• **The task**: Find the lines of data that contain the string "mask", then list them.

Component data from apps and pages

......

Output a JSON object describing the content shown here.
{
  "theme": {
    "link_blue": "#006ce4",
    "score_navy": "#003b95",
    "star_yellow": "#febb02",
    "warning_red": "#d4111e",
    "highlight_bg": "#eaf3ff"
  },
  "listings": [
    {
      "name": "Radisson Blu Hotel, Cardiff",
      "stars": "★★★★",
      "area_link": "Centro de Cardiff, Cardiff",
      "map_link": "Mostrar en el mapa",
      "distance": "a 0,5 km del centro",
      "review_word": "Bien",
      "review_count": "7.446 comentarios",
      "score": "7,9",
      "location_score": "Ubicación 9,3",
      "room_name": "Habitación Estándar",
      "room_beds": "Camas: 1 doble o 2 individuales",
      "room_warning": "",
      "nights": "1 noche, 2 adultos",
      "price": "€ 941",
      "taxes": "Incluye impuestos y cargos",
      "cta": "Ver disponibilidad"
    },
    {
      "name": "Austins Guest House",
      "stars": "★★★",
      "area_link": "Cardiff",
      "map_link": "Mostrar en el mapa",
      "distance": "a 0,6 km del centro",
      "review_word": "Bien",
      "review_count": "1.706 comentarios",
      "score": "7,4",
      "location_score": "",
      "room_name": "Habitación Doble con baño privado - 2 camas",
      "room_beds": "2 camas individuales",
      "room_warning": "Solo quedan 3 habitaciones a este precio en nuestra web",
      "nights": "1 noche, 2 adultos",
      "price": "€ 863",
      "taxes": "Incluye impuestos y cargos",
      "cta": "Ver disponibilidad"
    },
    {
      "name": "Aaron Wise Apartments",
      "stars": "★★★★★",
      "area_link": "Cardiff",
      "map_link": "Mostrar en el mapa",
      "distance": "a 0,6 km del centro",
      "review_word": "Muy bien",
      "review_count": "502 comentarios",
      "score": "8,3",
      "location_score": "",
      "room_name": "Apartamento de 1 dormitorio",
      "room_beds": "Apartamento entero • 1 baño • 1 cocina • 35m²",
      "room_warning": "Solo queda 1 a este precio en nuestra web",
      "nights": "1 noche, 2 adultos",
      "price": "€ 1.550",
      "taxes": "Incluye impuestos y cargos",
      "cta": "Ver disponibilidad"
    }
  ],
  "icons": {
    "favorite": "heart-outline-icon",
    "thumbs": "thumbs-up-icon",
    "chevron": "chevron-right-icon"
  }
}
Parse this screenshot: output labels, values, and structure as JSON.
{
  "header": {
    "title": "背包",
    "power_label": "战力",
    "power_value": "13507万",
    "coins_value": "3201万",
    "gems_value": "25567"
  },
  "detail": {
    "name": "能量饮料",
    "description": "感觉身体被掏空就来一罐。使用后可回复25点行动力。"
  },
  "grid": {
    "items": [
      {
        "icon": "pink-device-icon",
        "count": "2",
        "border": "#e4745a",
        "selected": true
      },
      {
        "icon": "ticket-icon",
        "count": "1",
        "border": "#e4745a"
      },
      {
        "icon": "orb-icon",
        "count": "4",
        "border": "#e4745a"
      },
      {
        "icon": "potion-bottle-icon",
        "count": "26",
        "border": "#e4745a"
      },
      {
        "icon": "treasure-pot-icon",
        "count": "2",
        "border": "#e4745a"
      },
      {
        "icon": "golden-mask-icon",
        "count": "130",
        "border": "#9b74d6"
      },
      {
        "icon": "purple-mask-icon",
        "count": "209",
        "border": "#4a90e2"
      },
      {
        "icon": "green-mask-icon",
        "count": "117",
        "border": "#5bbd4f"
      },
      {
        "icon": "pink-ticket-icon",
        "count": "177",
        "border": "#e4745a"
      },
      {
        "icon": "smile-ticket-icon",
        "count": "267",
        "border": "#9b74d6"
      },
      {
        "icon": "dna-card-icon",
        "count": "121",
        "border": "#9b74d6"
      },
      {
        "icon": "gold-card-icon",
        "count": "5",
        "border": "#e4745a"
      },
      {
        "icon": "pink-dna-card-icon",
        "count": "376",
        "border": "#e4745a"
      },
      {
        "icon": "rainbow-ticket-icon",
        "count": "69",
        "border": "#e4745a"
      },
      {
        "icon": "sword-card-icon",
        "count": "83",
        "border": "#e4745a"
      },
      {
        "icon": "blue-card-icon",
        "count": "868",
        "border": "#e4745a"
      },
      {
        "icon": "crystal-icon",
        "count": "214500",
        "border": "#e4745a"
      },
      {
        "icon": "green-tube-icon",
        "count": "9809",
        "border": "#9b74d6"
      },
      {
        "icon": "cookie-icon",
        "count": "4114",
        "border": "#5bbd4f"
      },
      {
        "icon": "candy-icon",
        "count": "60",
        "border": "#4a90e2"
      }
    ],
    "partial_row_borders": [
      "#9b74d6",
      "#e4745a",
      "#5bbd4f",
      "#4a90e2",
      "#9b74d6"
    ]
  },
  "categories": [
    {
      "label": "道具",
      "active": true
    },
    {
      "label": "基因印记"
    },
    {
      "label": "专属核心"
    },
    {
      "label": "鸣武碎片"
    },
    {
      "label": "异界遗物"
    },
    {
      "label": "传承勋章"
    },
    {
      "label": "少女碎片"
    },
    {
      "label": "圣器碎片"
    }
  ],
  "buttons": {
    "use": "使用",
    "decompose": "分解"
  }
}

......

• **Answer to the exercise**:
        "icon": "golden-mask-icon",
        "icon": "purple-mask-icon",
        "icon": "green-mask-icon",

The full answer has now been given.